## Exercise
Nothing but the pictures should be dropped; repeat the rest of the data below exactly.

## Raw data
----------------------------------------

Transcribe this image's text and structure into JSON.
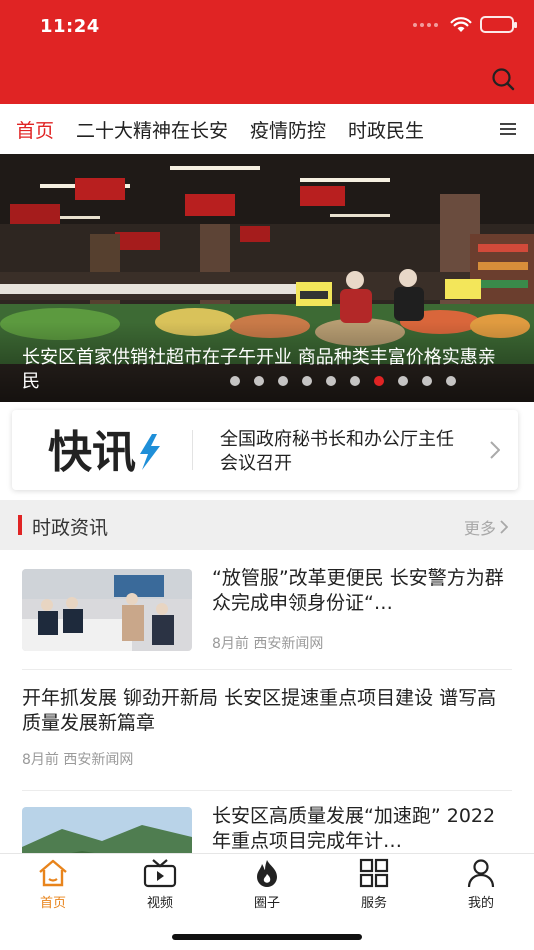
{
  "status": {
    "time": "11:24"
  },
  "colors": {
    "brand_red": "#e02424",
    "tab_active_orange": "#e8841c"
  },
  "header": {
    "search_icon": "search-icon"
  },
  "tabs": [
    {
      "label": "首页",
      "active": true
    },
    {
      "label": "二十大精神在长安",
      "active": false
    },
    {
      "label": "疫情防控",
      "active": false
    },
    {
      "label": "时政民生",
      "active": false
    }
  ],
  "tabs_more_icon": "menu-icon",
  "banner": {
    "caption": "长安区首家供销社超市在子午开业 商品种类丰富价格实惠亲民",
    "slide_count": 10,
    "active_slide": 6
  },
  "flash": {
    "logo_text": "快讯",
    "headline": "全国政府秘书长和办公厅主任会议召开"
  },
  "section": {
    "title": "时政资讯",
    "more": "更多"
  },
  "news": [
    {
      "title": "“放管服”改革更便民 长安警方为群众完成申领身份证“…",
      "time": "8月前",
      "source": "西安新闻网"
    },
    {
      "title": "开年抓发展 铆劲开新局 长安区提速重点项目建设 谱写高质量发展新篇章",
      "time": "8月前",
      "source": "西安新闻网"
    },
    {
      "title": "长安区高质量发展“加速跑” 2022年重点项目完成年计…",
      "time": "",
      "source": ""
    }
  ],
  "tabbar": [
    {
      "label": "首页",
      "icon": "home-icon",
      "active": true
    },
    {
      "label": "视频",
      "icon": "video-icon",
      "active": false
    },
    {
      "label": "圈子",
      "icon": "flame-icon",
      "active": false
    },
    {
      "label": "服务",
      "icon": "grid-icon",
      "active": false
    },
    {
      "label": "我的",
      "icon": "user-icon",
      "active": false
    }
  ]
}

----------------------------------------

## Your solution
Transcribe this image's text and structure into JSON.
{
  "status": {
    "time": "11:24"
  },
  "colors": {
    "brand_red": "#e02424",
    "tab_active_orange": "#e8841c"
  },
  "header": {
    "search_icon": "search-icon"
  },
  "tabs": [
    {
      "label": "首页",
      "active": true
    },
    {
      "label": "二十大精神在长安",
      "active": false
    },
    {
      "label": "疫情防控",
      "active": false
    },
    {
      "label": "时政民生",
      "active": false
    }
  ],
  "tabs_more_icon": "menu-icon",
  "banner": {
    "caption": "长安区首家供销社超市在子午开业 商品种类丰富价格实惠亲民",
    "slide_count": 10,
    "active_slide": 6
  },
  "flash": {
    "logo_text": "快讯",
    "headline": "全国政府秘书长和办公厅主任会议召开"
  },
  "section": {
    "title": "时政资讯",
    "more": "更多"
  },
  "news": [
    {
      "title": "“放管服”改革更便民 长安警方为群众完成申领身份证“…",
      "time": "8月前",
      "source": "西安新闻网"
    },
    {
      "title": "开年抓发展 铆劲开新局 长安区提速重点项目建设 谱写高质量发展新篇章",
      "time": "8月前",
      "source": "西安新闻网"
    },
    {
      "title": "长安区高质量发展“加速跑” 2022年重点项目完成年计…",
      "time": "",
      "source": ""
    }
  ],
  "tabbar": [
    {
      "label": "首页",
      "icon": "home-icon",
      "active": true
    },
    {
      "label": "视频",
      "icon": "video-icon",
      "active": false
    },
    {
      "label": "圈子",
      "icon": "flame-icon",
      "active": false
    },
    {
      "label": "服务",
      "icon": "grid-icon",
      "active": false
    },
    {
      "label": "我的",
      "icon": "user-icon",
      "active": false
    }
  ]
}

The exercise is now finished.